View Full Version : Elbows

28th February 2003, 09:36
I was taught a techninque where, while you guard your head, you use you elbows to grind into your opponents thighs. This was to make him relax his leg hold on you and thus enable you to pass the guard.

Though this worked on my, being the little girly man that i am, on my class mates that actually had more muscle and stuff then me, it did nothing.

What other ways are there?


Budoka 34
28th February 2003, 11:24

Being a "little girly man" to, I can tell you don't give up on the technique.
Instead try posting one elbow next to his "manparts" at the base of the leg and then on the opposite leg drive slowly with the other elbow just below his knee. By the time you hit his mid thigh he should loosen up. Then just shoot the arm through and throw the leg off.

Watch out for the triangle choke! I have one partner who loves to act like he's in great pain, then he shoots the triangle and crunches my head!:eek:

Hope it helps.

The Gracie guys I've rolled with have several variations on this theme. OUCH!:D


Ed Beneville
3rd March 2003, 05:56
There are a lot of other ways. We cover some of them in the book. One very good way is involves wedging your knee into the opponent's tailbone while holding down the hips.

Do you know any from standing? Those are effective also.

Against beginners try standing and attacking with a thrusting type choke. When the opponent opens his feet to push you away, make sure they stay open.


4th March 2003, 06:21
Yeah...my sensei taught me to stand up quickly and either use one hand to unluck the ankles or put pressure on the opponent.

Any tricks or tips to training by yourself?? Thats sorta of a contridiction...but when no one is interested and the schools too pricey.....options become limited.


Ed Beneville
5th March 2003, 06:18

First off, and since this forum is premised on our book, check out the drills in the back of "Passing the Guard."

Other good stuff for training solo includes can be found on the "Ginastica Natural" tapes and Scott Shonnen's "Grappler's Toolbox," especially the first volume. I like the latter because it is in english, and Shonnen has some interesting information.

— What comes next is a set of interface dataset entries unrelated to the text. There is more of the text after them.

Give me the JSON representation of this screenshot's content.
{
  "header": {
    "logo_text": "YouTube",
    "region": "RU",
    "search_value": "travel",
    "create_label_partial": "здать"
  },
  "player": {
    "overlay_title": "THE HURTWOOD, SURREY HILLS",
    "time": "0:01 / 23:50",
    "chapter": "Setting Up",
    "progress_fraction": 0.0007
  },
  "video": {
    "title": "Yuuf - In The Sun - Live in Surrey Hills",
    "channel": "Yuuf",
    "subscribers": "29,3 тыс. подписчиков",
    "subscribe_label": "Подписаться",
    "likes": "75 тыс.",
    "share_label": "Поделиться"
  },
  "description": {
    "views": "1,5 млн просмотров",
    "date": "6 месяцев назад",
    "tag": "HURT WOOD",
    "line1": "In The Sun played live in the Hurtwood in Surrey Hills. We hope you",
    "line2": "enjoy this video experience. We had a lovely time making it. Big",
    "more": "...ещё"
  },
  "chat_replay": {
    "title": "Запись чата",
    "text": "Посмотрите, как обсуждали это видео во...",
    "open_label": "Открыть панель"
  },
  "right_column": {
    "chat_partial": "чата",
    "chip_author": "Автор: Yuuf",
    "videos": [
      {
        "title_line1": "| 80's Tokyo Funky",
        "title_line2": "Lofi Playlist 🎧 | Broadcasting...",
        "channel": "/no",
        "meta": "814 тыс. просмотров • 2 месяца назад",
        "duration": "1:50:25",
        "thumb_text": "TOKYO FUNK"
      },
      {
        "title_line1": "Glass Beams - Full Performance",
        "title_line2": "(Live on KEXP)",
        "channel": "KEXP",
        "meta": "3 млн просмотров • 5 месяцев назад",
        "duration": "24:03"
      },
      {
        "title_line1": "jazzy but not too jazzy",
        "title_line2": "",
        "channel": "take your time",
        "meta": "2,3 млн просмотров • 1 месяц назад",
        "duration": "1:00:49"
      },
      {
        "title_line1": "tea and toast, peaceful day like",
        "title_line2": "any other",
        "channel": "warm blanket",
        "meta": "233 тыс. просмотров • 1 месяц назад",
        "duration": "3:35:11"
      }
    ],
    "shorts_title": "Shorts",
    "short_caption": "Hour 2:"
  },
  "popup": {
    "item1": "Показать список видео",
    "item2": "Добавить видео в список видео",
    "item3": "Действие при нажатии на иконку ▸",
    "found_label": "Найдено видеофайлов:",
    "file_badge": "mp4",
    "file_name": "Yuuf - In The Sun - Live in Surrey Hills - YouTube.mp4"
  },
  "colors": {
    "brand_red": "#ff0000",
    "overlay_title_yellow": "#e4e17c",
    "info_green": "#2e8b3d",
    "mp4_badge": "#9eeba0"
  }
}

A lot of very good black belts are into the Ginastica Natural tapes. The routines involve a lot of animal movement type exercises.